• Task input:
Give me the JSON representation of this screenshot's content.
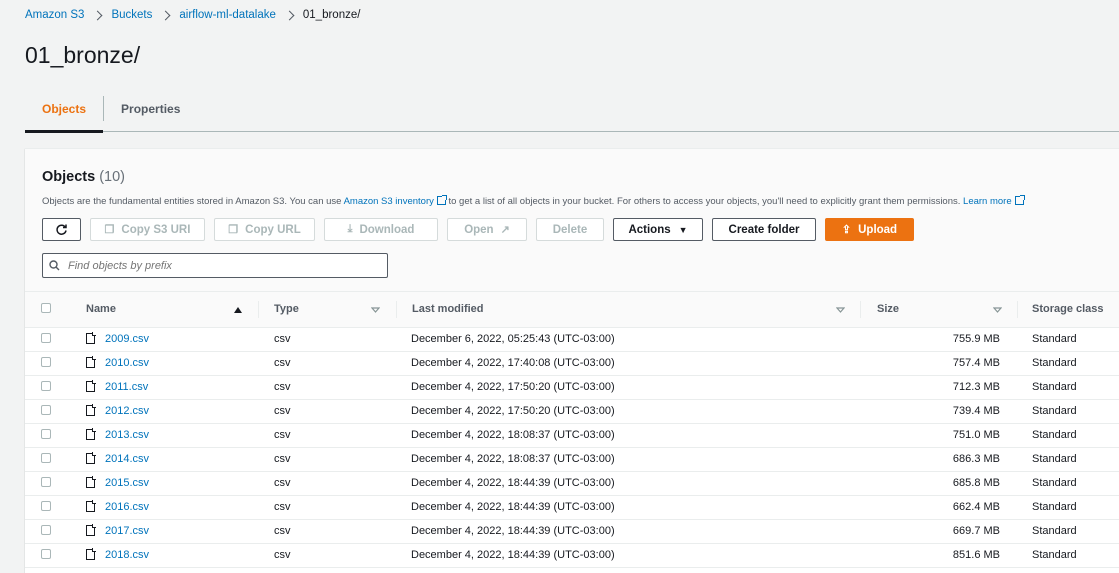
{
  "breadcrumb": {
    "items": [
      "Amazon S3",
      "Buckets",
      "airflow-ml-datalake"
    ],
    "current": "01_bronze/"
  },
  "page_title": "01_bronze/",
  "tabs": [
    "Objects",
    "Properties"
  ],
  "objects_panel": {
    "title": "Objects",
    "count": "(10)",
    "desc_part1": "Objects are the fundamental entities stored in Amazon S3. You can use ",
    "desc_link1": "Amazon S3 inventory",
    "desc_part2": " to get a list of all objects in your bucket. For others to access your objects, you'll need to explicitly grant them permissions. ",
    "desc_link2": "Learn more"
  },
  "toolbar": {
    "refresh_label": "",
    "copy_uri_label": "Copy S3 URI",
    "copy_url_label": "Copy URL",
    "download_label": "Download",
    "open_label": "Open",
    "delete_label": "Delete",
    "actions_label": "Actions",
    "create_folder_label": "Create folder",
    "upload_label": "Upload"
  },
  "search": {
    "placeholder": "Find objects by prefix"
  },
  "table": {
    "headers": [
      "Name",
      "Type",
      "Last modified",
      "Size",
      "Storage class"
    ],
    "rows": [
      {
        "name": "2009.csv",
        "type": "csv",
        "modified": "December 6, 2022, 05:25:43 (UTC-03:00)",
        "size": "755.9 MB",
        "storage": "Standard"
      },
      {
        "name": "2010.csv",
        "type": "csv",
        "modified": "December 4, 2022, 17:40:08 (UTC-03:00)",
        "size": "757.4 MB",
        "storage": "Standard"
      },
      {
        "name": "2011.csv",
        "type": "csv",
        "modified": "December 4, 2022, 17:50:20 (UTC-03:00)",
        "size": "712.3 MB",
        "storage": "Standard"
      },
      {
        "name": "2012.csv",
        "type": "csv",
        "modified": "December 4, 2022, 17:50:20 (UTC-03:00)",
        "size": "739.4 MB",
        "storage": "Standard"
      },
      {
        "name": "2013.csv",
        "type": "csv",
        "modified": "December 4, 2022, 18:08:37 (UTC-03:00)",
        "size": "751.0 MB",
        "storage": "Standard"
      },
      {
        "name": "2014.csv",
        "type": "csv",
        "modified": "December 4, 2022, 18:08:37 (UTC-03:00)",
        "size": "686.3 MB",
        "storage": "Standard"
      },
      {
        "name": "2015.csv",
        "type": "csv",
        "modified": "December 4, 2022, 18:44:39 (UTC-03:00)",
        "size": "685.8 MB",
        "storage": "Standard"
      },
      {
        "name": "2016.csv",
        "type": "csv",
        "modified": "December 4, 2022, 18:44:39 (UTC-03:00)",
        "size": "662.4 MB",
        "storage": "Standard"
      },
      {
        "name": "2017.csv",
        "type": "csv",
        "modified": "December 4, 2022, 18:44:39 (UTC-03:00)",
        "size": "669.7 MB",
        "storage": "Standard"
      },
      {
        "name": "2018.csv",
        "type": "csv",
        "modified": "December 4, 2022, 18:44:39 (UTC-03:00)",
        "size": "851.6 MB",
        "storage": "Standard"
      }
    ]
  },
  "colors": {
    "accent": "#ec7211",
    "link": "#0073bb",
    "text": "#16191f"
  }
}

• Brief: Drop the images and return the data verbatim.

• Result below:
Give me the JSON representation of this screenshot's content.
{
  "breadcrumb": {
    "items": [
      "Amazon S3",
      "Buckets",
      "airflow-ml-datalake"
    ],
    "current": "01_bronze/"
  },
  "page_title": "01_bronze/",
  "tabs": [
    "Objects",
    "Properties"
  ],
  "objects_panel": {
    "title": "Objects",
    "count": "(10)",
    "desc_part1": "Objects are the fundamental entities stored in Amazon S3. You can use ",
    "desc_link1": "Amazon S3 inventory",
    "desc_part2": " to get a list of all objects in your bucket. For others to access your objects, you'll need to explicitly grant them permissions. ",
    "desc_link2": "Learn more"
  },
  "toolbar": {
    "refresh_label": "",
    "copy_uri_label": "Copy S3 URI",
    "copy_url_label": "Copy URL",
    "download_label": "Download",
    "open_label": "Open",
    "delete_label": "Delete",
    "actions_label": "Actions",
    "create_folder_label": "Create folder",
    "upload_label": "Upload"
  },
  "search": {
    "placeholder": "Find objects by prefix"
  },
  "table": {
    "headers": [
      "Name",
      "Type",
      "Last modified",
      "Size",
      "Storage class"
    ],
    "rows": [
      {
        "name": "2009.csv",
        "type": "csv",
        "modified": "December 6, 2022, 05:25:43 (UTC-03:00)",
        "size": "755.9 MB",
        "storage": "Standard"
      },
      {
        "name": "2010.csv",
        "type": "csv",
        "modified": "December 4, 2022, 17:40:08 (UTC-03:00)",
        "size": "757.4 MB",
        "storage": "Standard"
      },
      {
        "name": "2011.csv",
        "type": "csv",
        "modified": "December 4, 2022, 17:50:20 (UTC-03:00)",
        "size": "712.3 MB",
        "storage": "Standard"
      },
      {
        "name": "2012.csv",
        "type": "csv",
        "modified": "December 4, 2022, 17:50:20 (UTC-03:00)",
        "size": "739.4 MB",
        "storage": "Standard"
      },
      {
        "name": "2013.csv",
        "type": "csv",
        "modified": "December 4, 2022, 18:08:37 (UTC-03:00)",
        "size": "751.0 MB",
        "storage": "Standard"
      },
      {
        "name": "2014.csv",
        "type": "csv",
        "modified": "December 4, 2022, 18:08:37 (UTC-03:00)",
        "size": "686.3 MB",
        "storage": "Standard"
      },
      {
        "name": "2015.csv",
        "type": "csv",
        "modified": "December 4, 2022, 18:44:39 (UTC-03:00)",
        "size": "685.8 MB",
        "storage": "Standard"
      },
      {
        "name": "2016.csv",
        "type": "csv",
        "modified": "December 4, 2022, 18:44:39 (UTC-03:00)",
        "size": "662.4 MB",
        "storage": "Standard"
      },
      {
        "name": "2017.csv",
        "type": "csv",
        "modified": "December 4, 2022, 18:44:39 (UTC-03:00)",
        "size": "669.7 MB",
        "storage": "Standard"
      },
      {
        "name": "2018.csv",
        "type": "csv",
        "modified": "December 4, 2022, 18:44:39 (UTC-03:00)",
        "size": "851.6 MB",
        "storage": "Standard"
      }
    ]
  },
  "colors": {
    "accent": "#ec7211",
    "link": "#0073bb",
    "text": "#16191f"
  }
}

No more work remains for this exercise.